and -pkgpath to exclude sub-pkgpaths of these. You MUST specify at least one
+pkgpath option to specify which pkgpath to include, otherwise Japize could happily
scan through all the zipfiles and directories but not actually process any of the
classes. Since that would be a useless thing to do, japize gives an error instead.

A "pkgpath" refers to either a package (which includes, by implication, all sub-
packages of it) or a single class. A pkgpath for a package looks like
"com.foo.pkg.sub," and a pkgpath for a class looks like "com.foo.pkg,Cls". The
existence and placement of the comma indicates unambiguously which type of path is
intended.

Most of the time, though, it's a pain to have to put in commas in names that are
familiar with dots instead, and get the comma placement exactly right. For this
reason, japize accepts pkgpaths containing only dots, and lets you tell it what to
make of those names. The interpretation of "a.b.c" as a pkgpath depends on whether
you specified apis, explicitly, byname, packages, or classes.

EXAMPLE


Sun's JDK 1.1 includes classes in java.awt.peer and in java.text.resources that are not
part of the public API, even though they are public classes; however, every other class in
the java.* package hierarchy is part of the public API. The syntax to construct a useful
jdk11.japi.gz would therefore be:

$ japize as jdk11 apis classes.zip +java -java.awt.peer -java.text.resources

Note that since all pkgpath arguments here are packages, you could save a small amount of
processing by doing this instead:

$ japize as jdk11 packages classes.zip +java -java.awt.peer -java.text.resources
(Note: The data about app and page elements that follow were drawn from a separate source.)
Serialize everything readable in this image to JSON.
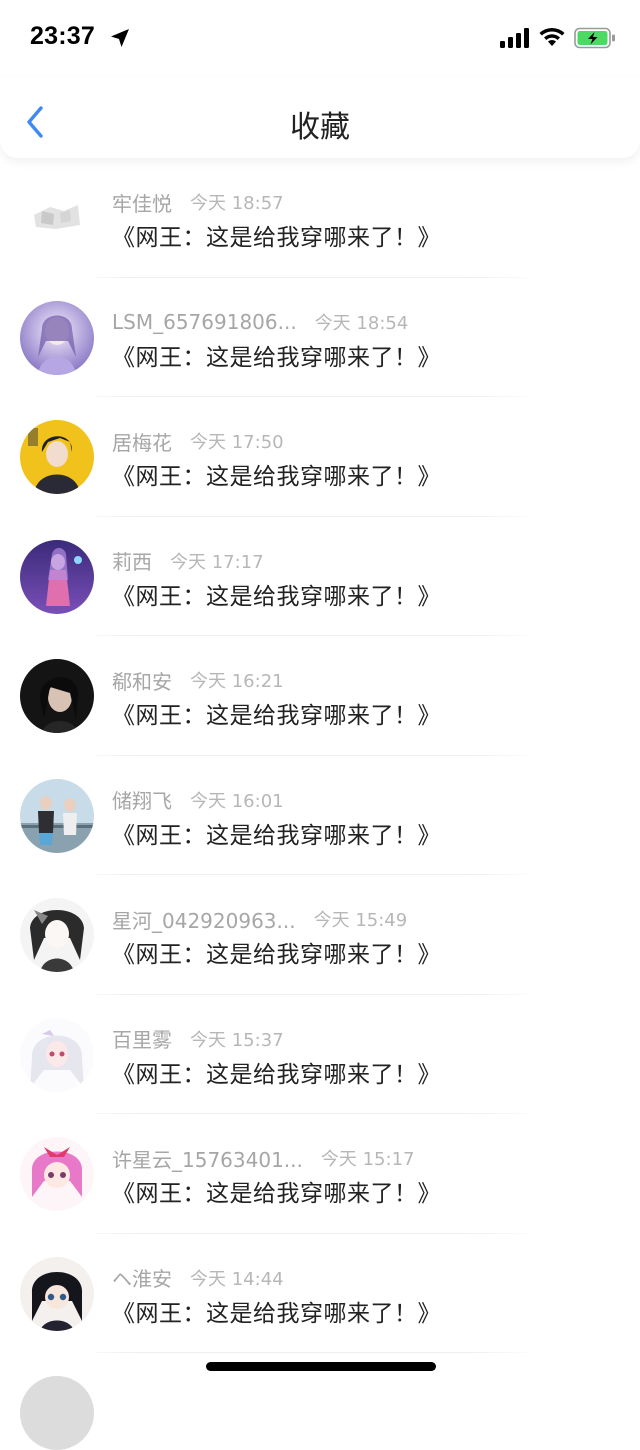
{
  "status_bar": {
    "time": "23:37",
    "icons": [
      "location-arrow-icon",
      "cellular-signal-icon",
      "wifi-icon",
      "battery-charging-icon"
    ],
    "battery_color": "#4cd964"
  },
  "header": {
    "title": "收藏",
    "back_icon": "chevron-left-icon",
    "accent_color": "#3d8bf2"
  },
  "items": [
    {
      "username": "牢佳悦",
      "time": "今天 18:57",
      "title": "《网王：这是给我穿哪来了！》",
      "avatar": "placeholder-avatar"
    },
    {
      "username": "LSM_657691806...",
      "time": "今天 18:54",
      "title": "《网王：这是给我穿哪来了！》",
      "avatar": "anime-girl-purple-avatar"
    },
    {
      "username": "居梅花",
      "time": "今天 17:50",
      "title": "《网王：这是给我穿哪来了！》",
      "avatar": "anime-boy-yellow-avatar"
    },
    {
      "username": "莉西",
      "time": "今天 17:17",
      "title": "《网王：这是给我穿哪来了！》",
      "avatar": "anime-purple-figure-avatar"
    },
    {
      "username": "郗和安",
      "time": "今天 16:21",
      "title": "《网王：这是给我穿哪来了！》",
      "avatar": "dark-hair-man-avatar"
    },
    {
      "username": "储翔飞",
      "time": "今天 16:01",
      "title": "《网王：这是给我穿哪来了！》",
      "avatar": "two-people-photo-avatar"
    },
    {
      "username": "星河_042920963...",
      "time": "今天 15:49",
      "title": "《网王：这是给我穿哪来了！》",
      "avatar": "anime-monochrome-avatar"
    },
    {
      "username": "百里雾",
      "time": "今天 15:37",
      "title": "《网王：这是给我穿哪来了！》",
      "avatar": "anime-white-hair-girl-avatar"
    },
    {
      "username": "许星云_15763401...",
      "time": "今天 15:17",
      "title": "《网王：这是给我穿哪来了！》",
      "avatar": "anime-pink-hair-girl-avatar"
    },
    {
      "username": "ヘ淮安",
      "time": "今天 14:44",
      "title": "《网王：这是给我穿哪来了！》",
      "avatar": "anime-dark-hair-boy-avatar"
    }
  ]
}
or even this:

$ japize as jdk11 explicitly classes.zip +java, -java.awt.peer, -java.text.resources,

Use japize online using onworks.net services


Free Servers & Workstations

Download Windows & Linux apps

  • 1
    deep-clean
    deep-clean
    A Kotlin script that nukes all build
    caches from Gradle/Android projects.
    Useful when Gradle or the IDE let you
    down. The script has been tested on
    macOS, but ...
    Download deep-clean
  • 2
    Eclipse Checkstyle Plug-in
    Eclipse Checkstyle Plug-in
    The Eclipse Checkstyle plug-in
    integrates the Checkstyle Java code
    auditor into the Eclipse IDE. The
    plug-in provides real-time feedback to
    the user about viol...
    Download Eclipse Checkstyle Plug-in
  • 3
    AstrOrzPlayer
    AstrOrzPlayer
    AstrOrz Player is a free media player
    software, part based on WMP and VLC. The
    player is in a minimalist style, with
    more than ten theme colors, and can also
    b...
    Download AstrOrzPlayer
  • 4
    movistartv
    movistartv
    Kodi Movistar+ TV es un ADDON para XBMC/
    Kodi que permite disponer de un
    decodificador de los servicios IPTV de
    Movistar integrado en uno de los
    mediacenters ma...
    Download movistartv
  • 5
    Code::Blocks
    Code::Blocks
    Code::Blocks is a free, open-source,
    cross-platform C, C++ and Fortran IDE
    built to meet the most demanding needs
    of its users. It is designed to be very
    extens...
    Download Code::Blocks
  • 6
    Amidst
    Amidst
    Amidst or Advanced Minecraft Interface
    and Data/Structure Tracking is a tool to
    display an overview of a Minecraft
    world, without actually creating it. It
    can ...
    Download Amidst
  • More »

Linux commands

Ad